If we have learned anything throughout this year (…and that is doubtful…), we have learned that this financial crisis is unpredictable and difficult to counteract (DUH!?). We decided it was prudent to reserve our TARP money, maintaining not only our flexibility, but also that of the next administration (Freezing it and doing nothing makes us VERY flexible since now we can do nothing is so many ways…).

The current $250 billion capital purchase program is strong medicine for our financial institutions. More capital enables banks to take losses as they write down or sell troubled assets. And stronger capitalization is essential to increasing lending, which is vital to economic recovery (…even if they don’t do it).

Recently I've been asked two questions. First, Congress gave you the authority you requested, and the economy has only become worse. What went wrong?

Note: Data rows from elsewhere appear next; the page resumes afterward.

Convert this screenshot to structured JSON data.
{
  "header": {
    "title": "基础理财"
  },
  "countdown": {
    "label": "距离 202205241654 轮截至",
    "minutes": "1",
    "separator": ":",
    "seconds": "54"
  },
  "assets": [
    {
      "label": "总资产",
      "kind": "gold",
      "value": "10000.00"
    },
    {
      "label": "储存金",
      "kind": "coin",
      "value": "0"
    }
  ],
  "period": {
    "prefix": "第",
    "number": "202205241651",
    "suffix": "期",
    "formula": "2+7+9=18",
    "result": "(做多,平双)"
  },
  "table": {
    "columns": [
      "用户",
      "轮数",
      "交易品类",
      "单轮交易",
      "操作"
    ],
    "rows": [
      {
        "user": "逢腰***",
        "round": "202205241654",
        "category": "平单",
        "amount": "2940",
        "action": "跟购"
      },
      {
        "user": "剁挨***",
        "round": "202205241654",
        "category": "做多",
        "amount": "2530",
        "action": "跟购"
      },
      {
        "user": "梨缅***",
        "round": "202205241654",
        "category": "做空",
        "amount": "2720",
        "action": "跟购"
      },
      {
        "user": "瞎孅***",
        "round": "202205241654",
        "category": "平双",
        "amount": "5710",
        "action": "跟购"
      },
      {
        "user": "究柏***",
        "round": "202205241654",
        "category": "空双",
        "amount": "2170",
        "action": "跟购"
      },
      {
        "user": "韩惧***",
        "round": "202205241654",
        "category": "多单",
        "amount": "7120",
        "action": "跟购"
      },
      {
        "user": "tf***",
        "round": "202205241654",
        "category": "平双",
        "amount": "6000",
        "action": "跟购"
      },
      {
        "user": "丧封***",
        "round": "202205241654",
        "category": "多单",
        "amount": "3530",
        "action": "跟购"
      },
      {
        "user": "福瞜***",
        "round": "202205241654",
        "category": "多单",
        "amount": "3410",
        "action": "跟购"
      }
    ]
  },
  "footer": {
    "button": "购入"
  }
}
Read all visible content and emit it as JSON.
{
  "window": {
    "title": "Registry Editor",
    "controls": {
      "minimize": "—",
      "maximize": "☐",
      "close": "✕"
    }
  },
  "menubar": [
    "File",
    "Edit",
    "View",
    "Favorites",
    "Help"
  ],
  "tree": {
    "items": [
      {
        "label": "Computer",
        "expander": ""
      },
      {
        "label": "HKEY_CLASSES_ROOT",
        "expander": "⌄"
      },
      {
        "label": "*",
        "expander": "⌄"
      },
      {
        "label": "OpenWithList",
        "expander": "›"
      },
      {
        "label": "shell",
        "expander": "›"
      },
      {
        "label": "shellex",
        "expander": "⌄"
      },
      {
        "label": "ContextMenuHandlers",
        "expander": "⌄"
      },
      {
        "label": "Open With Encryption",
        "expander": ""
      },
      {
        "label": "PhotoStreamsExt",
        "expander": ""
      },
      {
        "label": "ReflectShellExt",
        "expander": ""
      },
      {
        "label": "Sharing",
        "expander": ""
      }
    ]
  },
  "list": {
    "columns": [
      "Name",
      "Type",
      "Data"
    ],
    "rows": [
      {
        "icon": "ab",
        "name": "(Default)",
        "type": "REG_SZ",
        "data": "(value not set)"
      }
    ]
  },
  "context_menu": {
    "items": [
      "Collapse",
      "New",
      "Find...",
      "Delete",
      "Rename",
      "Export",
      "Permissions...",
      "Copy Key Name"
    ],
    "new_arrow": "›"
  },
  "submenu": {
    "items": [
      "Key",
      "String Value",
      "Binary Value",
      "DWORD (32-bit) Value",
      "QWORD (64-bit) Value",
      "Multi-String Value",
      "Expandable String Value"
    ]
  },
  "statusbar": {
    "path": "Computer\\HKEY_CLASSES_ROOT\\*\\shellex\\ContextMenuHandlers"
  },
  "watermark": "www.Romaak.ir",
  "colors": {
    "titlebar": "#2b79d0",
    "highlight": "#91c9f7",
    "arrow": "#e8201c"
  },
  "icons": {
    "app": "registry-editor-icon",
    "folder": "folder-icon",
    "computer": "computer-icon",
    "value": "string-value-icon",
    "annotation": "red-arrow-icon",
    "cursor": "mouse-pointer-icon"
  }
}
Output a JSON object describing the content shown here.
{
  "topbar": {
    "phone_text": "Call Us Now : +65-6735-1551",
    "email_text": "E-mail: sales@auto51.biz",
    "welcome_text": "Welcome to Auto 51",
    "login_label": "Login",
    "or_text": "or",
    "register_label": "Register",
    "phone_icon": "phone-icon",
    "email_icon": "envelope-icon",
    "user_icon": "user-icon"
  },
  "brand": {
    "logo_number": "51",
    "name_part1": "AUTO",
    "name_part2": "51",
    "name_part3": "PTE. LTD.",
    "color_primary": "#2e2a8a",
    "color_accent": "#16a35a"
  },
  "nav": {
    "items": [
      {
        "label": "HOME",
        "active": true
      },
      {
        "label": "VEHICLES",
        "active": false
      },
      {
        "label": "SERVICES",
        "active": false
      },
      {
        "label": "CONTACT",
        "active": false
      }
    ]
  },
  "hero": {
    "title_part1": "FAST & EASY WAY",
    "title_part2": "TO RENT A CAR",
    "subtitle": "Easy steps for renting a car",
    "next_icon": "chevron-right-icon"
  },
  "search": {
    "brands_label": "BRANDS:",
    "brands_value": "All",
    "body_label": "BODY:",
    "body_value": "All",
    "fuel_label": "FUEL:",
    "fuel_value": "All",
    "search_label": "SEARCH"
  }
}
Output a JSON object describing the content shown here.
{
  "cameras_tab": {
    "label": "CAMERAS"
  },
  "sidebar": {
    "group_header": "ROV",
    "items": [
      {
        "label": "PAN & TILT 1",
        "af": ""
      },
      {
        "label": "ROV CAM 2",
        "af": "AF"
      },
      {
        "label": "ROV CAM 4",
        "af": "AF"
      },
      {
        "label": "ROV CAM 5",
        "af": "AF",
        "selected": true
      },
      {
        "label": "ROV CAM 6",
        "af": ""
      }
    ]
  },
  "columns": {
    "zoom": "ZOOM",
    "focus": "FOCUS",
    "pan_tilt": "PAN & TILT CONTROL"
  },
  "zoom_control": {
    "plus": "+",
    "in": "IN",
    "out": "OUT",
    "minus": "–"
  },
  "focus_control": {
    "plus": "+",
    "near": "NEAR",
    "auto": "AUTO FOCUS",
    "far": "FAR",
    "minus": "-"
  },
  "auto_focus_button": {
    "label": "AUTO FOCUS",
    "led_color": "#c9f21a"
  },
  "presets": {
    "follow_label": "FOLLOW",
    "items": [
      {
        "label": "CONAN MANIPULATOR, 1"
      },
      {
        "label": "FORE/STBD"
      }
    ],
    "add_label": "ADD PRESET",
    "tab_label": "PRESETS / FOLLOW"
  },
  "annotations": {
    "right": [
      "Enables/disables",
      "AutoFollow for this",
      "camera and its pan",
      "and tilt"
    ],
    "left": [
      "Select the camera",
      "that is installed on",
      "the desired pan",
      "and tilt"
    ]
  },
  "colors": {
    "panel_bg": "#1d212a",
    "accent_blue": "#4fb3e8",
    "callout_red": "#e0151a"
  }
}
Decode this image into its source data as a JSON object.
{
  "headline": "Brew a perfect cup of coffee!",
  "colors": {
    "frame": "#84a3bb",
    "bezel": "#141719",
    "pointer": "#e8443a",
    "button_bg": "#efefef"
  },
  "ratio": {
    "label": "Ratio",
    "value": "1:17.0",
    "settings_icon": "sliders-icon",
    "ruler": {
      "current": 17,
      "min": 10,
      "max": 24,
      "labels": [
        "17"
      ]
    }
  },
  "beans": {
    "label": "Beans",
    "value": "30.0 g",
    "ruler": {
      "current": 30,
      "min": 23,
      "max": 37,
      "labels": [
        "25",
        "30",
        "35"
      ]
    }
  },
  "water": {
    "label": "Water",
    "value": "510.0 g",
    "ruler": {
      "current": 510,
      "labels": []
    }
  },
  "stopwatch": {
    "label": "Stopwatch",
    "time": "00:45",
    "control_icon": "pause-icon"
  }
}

Second, if housing and mortgages are at the root of our economic difficulties, why aren't you addressing those problems?

The answer to the first question is that the purpose of the financial rescue legislation was to stabilize our financial system and to strengthen it. It is not a panacea for all our economic difficulties (…we pursued this goal despite our repeated statements that the housing market is the problem so not fixing housing has been a clever plan of ours to stop the contagion fro housing as it gets worse since we are clueless about what to actually do to help housing..) . The crisis in our financial system had already spilled over into the overall economy. But recovery will happen much, much faster than it would have had we not used TARP to stabilize our system. If Congress had not given us the authority for TARP and the capital purchase program and our financial system had continued to shut down, our economic situation would be far worse today.

The answer to the second question is that more access to lower-cost mortgage lending is the No. 1 thing we can do to slow the decline in the housing market and reduce the number of foreclosures (..and our plan is not achieving that goal at all) . Together with our bank capital program, the moves we have made to stabilize and strengthen Fannie Mae and Freddie Mac, and through them to increase the flow of mortgage credit, will promote mortgage lending ( eventually…). We are also working with the Department of Housing and Urban Development, the F.D.I.C. and others to reduce preventable foreclosures (at long last).

I am very proud of the decisive actions by the Treasury Department, the Federal Reserve and the F.D.I.C. to stabilize our financial system (..even though they have been see-saw and last minute and have not worked) . We have done what was necessary as facts and conditions in the market and economy have changed (or have been changed by us and our indecision…) , adjusting our strategy to most effectively address the crisis (after we worsened it, for example by letting Lehman go down) . We have preserved the flexibility of President-elect Barack Obama and the new secretary of the Treasury to address the challenges in the economy and capital markets they will face ( by backing out and increasing the probability that things get even worse by the time he gets here…) .

As policymakers face the difficult challenges ahead, they will begin with two considerable advantages: a significantly more stable banking system, one where the failure of a major bank is no longer a pressing concern (probably) ; and the (scratch ’the’ replace with ‘some’…) resources, authority and potential programs available to deal with the future capital and liquidity needs of credit providers (and nearly nothing done for homeowners where prices STILL decline and foreclosures set new records – but don’t worry! The White House is paid for!) .

Deploying these new tools and programs to restore our financial institutions, financial markets and the flow of lending and credit will determine, to a large extent, the speed and trajectory of our economic recovery. I am confident of success, because our economy is flexible and resilient, rooted in the entrepreneurial spirit and productivity of the American people (…so we admit our cluelessness and end the TARP here, taking a risk that nothing will blow up in the next two months and hope that the new administration has a better idea than we did how to fix this thing).

1 comment:


The situation gets worse and worse.